A native of Tashkent, Uzbekistan, Saadi gained a love for gymnastics early. In the beginning, though, she didn’t have the opportunity to train at a gym. Indeed, after practicing for fun in her backyard, it wasn’t until she was 11 years old that she finally got the chance to train in a gym. By then, nobody would take her. But Saadi’s love for the sport, and the intrinsic satisfaction the sport brought to her would carry her to the pinnacle of the gymnastics world.
After Munich, she surprised many when she stayed in the sport, even though she would be 24 by the time of the 1976 Montreal Olympics.
“I made my second Olympic team because I loved it, not because I had to do it, not because someone pushed me,” she said.
With some training in ballet, and known for her expressive floor routines, she always equated her performance to art. “I am a person who can feel gymnastics. I can breathe it and feel it. Gymnastics gave me the chance to explain something, like a book (or) art.”

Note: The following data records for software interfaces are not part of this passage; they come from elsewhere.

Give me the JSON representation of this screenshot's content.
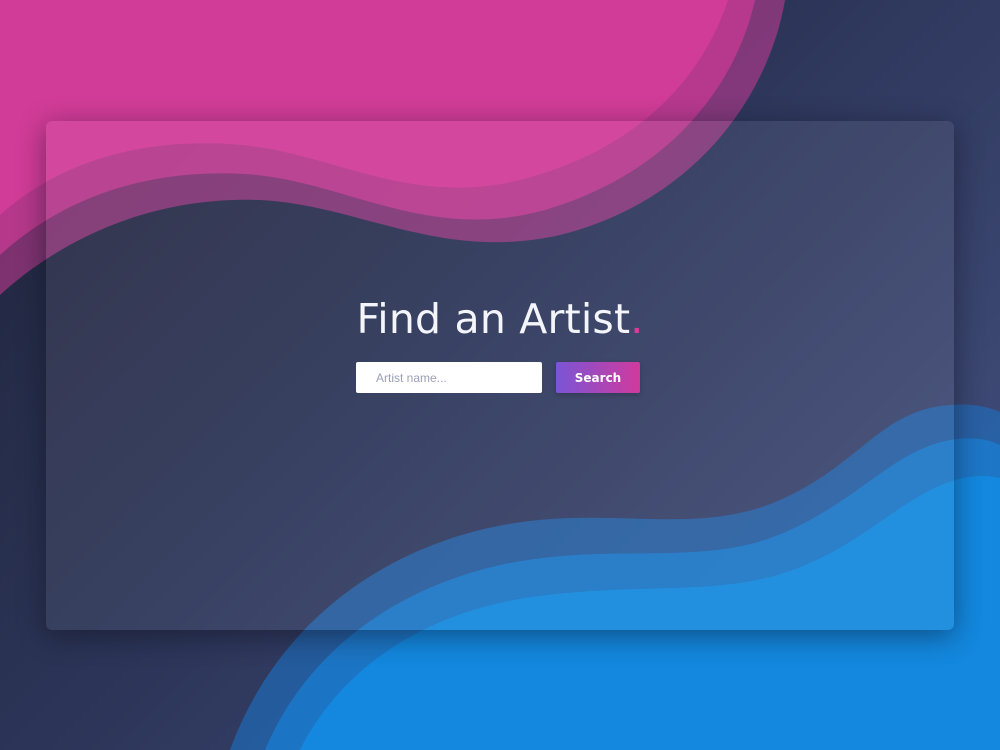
{
  "hero": {
    "title": "Find an Artist",
    "title_dot": "."
  },
  "search": {
    "placeholder": "Artist name...",
    "value": "",
    "button_label": "Search"
  },
  "colors": {
    "accent_pink": "#e0399c",
    "background_navy": "#2c3558",
    "wave_blue": "#1487dc",
    "button_gradient_start": "#7a55d6",
    "button_gradient_end": "#d03a9d"
  }
}
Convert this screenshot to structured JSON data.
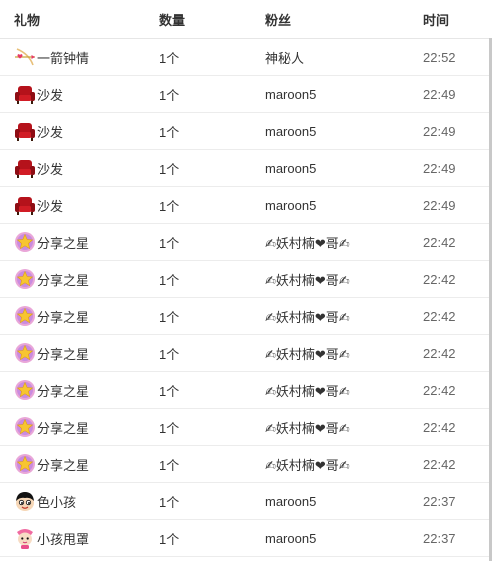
{
  "headers": {
    "gift": "礼物",
    "quantity": "数量",
    "fan": "粉丝",
    "time": "时间"
  },
  "rows": [
    {
      "icon": "cupid-arrow-icon",
      "gift": "一箭钟情",
      "quantity": "1个",
      "fan": "神秘人",
      "time": "22:52"
    },
    {
      "icon": "sofa-icon",
      "gift": "沙发",
      "quantity": "1个",
      "fan": "maroon5",
      "time": "22:49"
    },
    {
      "icon": "sofa-icon",
      "gift": "沙发",
      "quantity": "1个",
      "fan": "maroon5",
      "time": "22:49"
    },
    {
      "icon": "sofa-icon",
      "gift": "沙发",
      "quantity": "1个",
      "fan": "maroon5",
      "time": "22:49"
    },
    {
      "icon": "sofa-icon",
      "gift": "沙发",
      "quantity": "1个",
      "fan": "maroon5",
      "time": "22:49"
    },
    {
      "icon": "star-icon",
      "gift": "分享之星",
      "quantity": "1个",
      "fan": "✍妖村楠❤哥✍",
      "time": "22:42"
    },
    {
      "icon": "star-icon",
      "gift": "分享之星",
      "quantity": "1个",
      "fan": "✍妖村楠❤哥✍",
      "time": "22:42"
    },
    {
      "icon": "star-icon",
      "gift": "分享之星",
      "quantity": "1个",
      "fan": "✍妖村楠❤哥✍",
      "time": "22:42"
    },
    {
      "icon": "star-icon",
      "gift": "分享之星",
      "quantity": "1个",
      "fan": "✍妖村楠❤哥✍",
      "time": "22:42"
    },
    {
      "icon": "star-icon",
      "gift": "分享之星",
      "quantity": "1个",
      "fan": "✍妖村楠❤哥✍",
      "time": "22:42"
    },
    {
      "icon": "star-icon",
      "gift": "分享之星",
      "quantity": "1个",
      "fan": "✍妖村楠❤哥✍",
      "time": "22:42"
    },
    {
      "icon": "star-icon",
      "gift": "分享之星",
      "quantity": "1个",
      "fan": "✍妖村楠❤哥✍",
      "time": "22:42"
    },
    {
      "icon": "cartoon-boy-icon",
      "gift": "色小孩",
      "quantity": "1个",
      "fan": "maroon5",
      "time": "22:37"
    },
    {
      "icon": "cartoon-girl-icon",
      "gift": "小孩甩罩",
      "quantity": "1个",
      "fan": "maroon5",
      "time": "22:37"
    }
  ]
}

Those long-ago times with her former Soviet teammates, left a lasting impression on Saadi.
“Because we were together most of the time, we were close to each other,” she said. “All of us were individuals, everybody had something different …but we still respected each other. Sometimes were argued, but I think it was a good team. I liked all of them, and I think they’re still in my heart.”
She still keeps in touch, occasionally, though the years have distanced them.

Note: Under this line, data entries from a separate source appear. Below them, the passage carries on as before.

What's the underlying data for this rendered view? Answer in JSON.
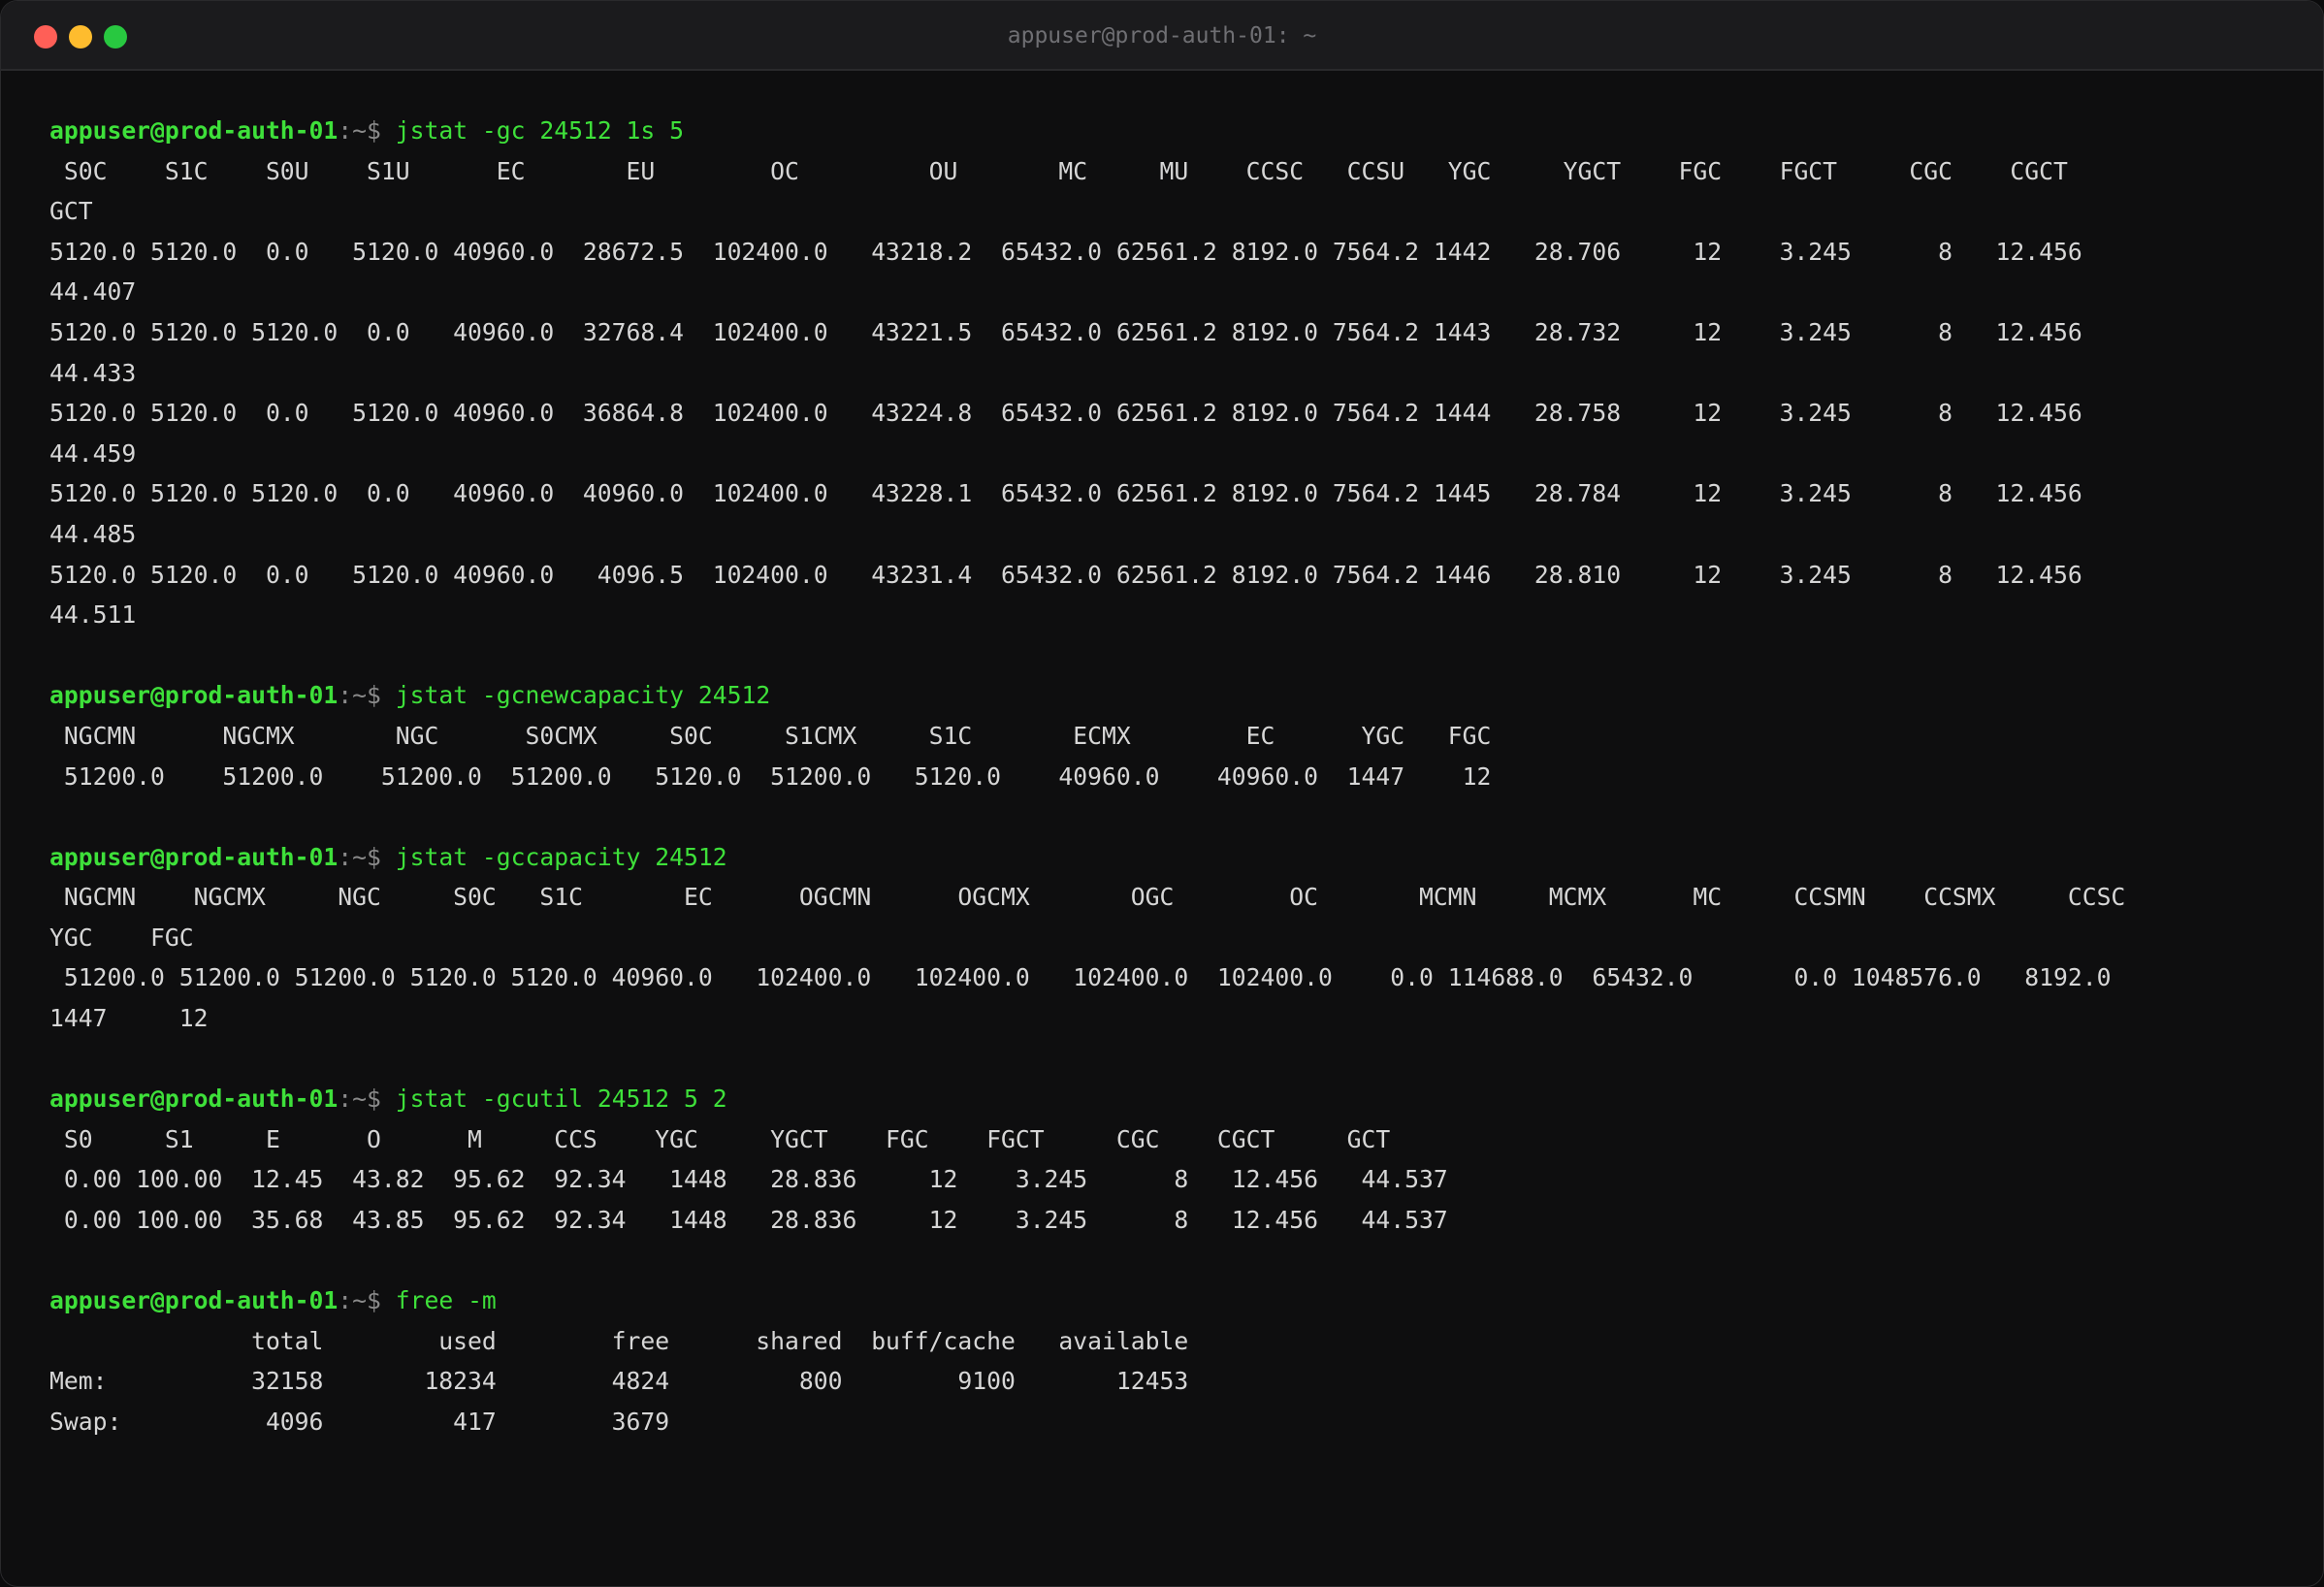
{
  "window": {
    "title": "appuser@prod-auth-01: ~"
  },
  "prompt": {
    "user_host": "appuser@prod-auth-01",
    "path": ":~",
    "symbol": "$"
  },
  "sessions": [
    {
      "command": "jstat -gc 24512 1s 5",
      "lines": [
        " S0C    S1C    S0U    S1U      EC       EU        OC         OU       MC     MU    CCSC   CCSU   YGC     YGCT    FGC    FGCT     CGC    CGCT",
        "GCT",
        "5120.0 5120.0  0.0   5120.0 40960.0  28672.5  102400.0   43218.2  65432.0 62561.2 8192.0 7564.2 1442   28.706     12    3.245      8   12.456",
        "44.407",
        "5120.0 5120.0 5120.0  0.0   40960.0  32768.4  102400.0   43221.5  65432.0 62561.2 8192.0 7564.2 1443   28.732     12    3.245      8   12.456",
        "44.433",
        "5120.0 5120.0  0.0   5120.0 40960.0  36864.8  102400.0   43224.8  65432.0 62561.2 8192.0 7564.2 1444   28.758     12    3.245      8   12.456",
        "44.459",
        "5120.0 5120.0 5120.0  0.0   40960.0  40960.0  102400.0   43228.1  65432.0 62561.2 8192.0 7564.2 1445   28.784     12    3.245      8   12.456",
        "44.485",
        "5120.0 5120.0  0.0   5120.0 40960.0   4096.5  102400.0   43231.4  65432.0 62561.2 8192.0 7564.2 1446   28.810     12    3.245      8   12.456",
        "44.511"
      ]
    },
    {
      "command": "jstat -gcnewcapacity 24512",
      "lines": [
        " NGCMN      NGCMX       NGC      S0CMX     S0C     S1CMX     S1C       ECMX        EC      YGC   FGC",
        " 51200.0    51200.0    51200.0  51200.0   5120.0  51200.0   5120.0    40960.0    40960.0  1447    12"
      ]
    },
    {
      "command": "jstat -gccapacity 24512",
      "lines": [
        " NGCMN    NGCMX     NGC     S0C   S1C       EC      OGCMN      OGCMX       OGC        OC       MCMN     MCMX      MC     CCSMN    CCSMX     CCSC",
        "YGC    FGC",
        " 51200.0 51200.0 51200.0 5120.0 5120.0 40960.0   102400.0   102400.0   102400.0  102400.0    0.0 114688.0  65432.0       0.0 1048576.0   8192.0",
        "1447     12"
      ]
    },
    {
      "command": "jstat -gcutil 24512 5 2",
      "lines": [
        " S0     S1     E      O      M     CCS    YGC     YGCT    FGC    FGCT     CGC    CGCT     GCT",
        " 0.00 100.00  12.45  43.82  95.62  92.34   1448   28.836     12    3.245      8   12.456   44.537",
        " 0.00 100.00  35.68  43.85  95.62  92.34   1448   28.836     12    3.245      8   12.456   44.537"
      ]
    },
    {
      "command": "free -m",
      "lines": [
        "              total        used        free      shared  buff/cache   available",
        "Mem:          32158       18234        4824         800        9100       12453",
        "Swap:          4096         417        3679"
      ]
    }
  ]
}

After her competitive career was over she began coaching with Moscow Dynamo, where her top student was Tatiana Groshkova, but following the collapse of communism, she moved to Canada in 1991.
The main difference between coaching in Russia and in Canada? In Russia, she said, “they treat athletes more like material and don’t really consider the personality.” But in Canada, Saadi considers each athlete’s unique personality in their training regimen.
In her nearly two decades with the Kips, her coaching efforts, as well as the results of her gymnasts, have helped secure a solid reputation for the club the Ropes founded in the early 1970s.
By 2010, in her 17th year with the Kips – she coached at another Canadian club before joining the Kips – she had coached several high-pro- file Canadian gymnastics, including two-time Olympian Yvonne Tousek and Olympian Crystal Gilmore.
In 1996 Saadi was named Coach of the Year by the Canadian Gymnastics Federation, an honour that was repeated in 2004.
Saadi’s Olympic gold medals were first displayed in Cambridge in January 1998, when they were included in the inaugural displays of the Cambridge Sports Hall of Fame’s exhibit, Cambridge at the Olympics, at the Cambridge Centre.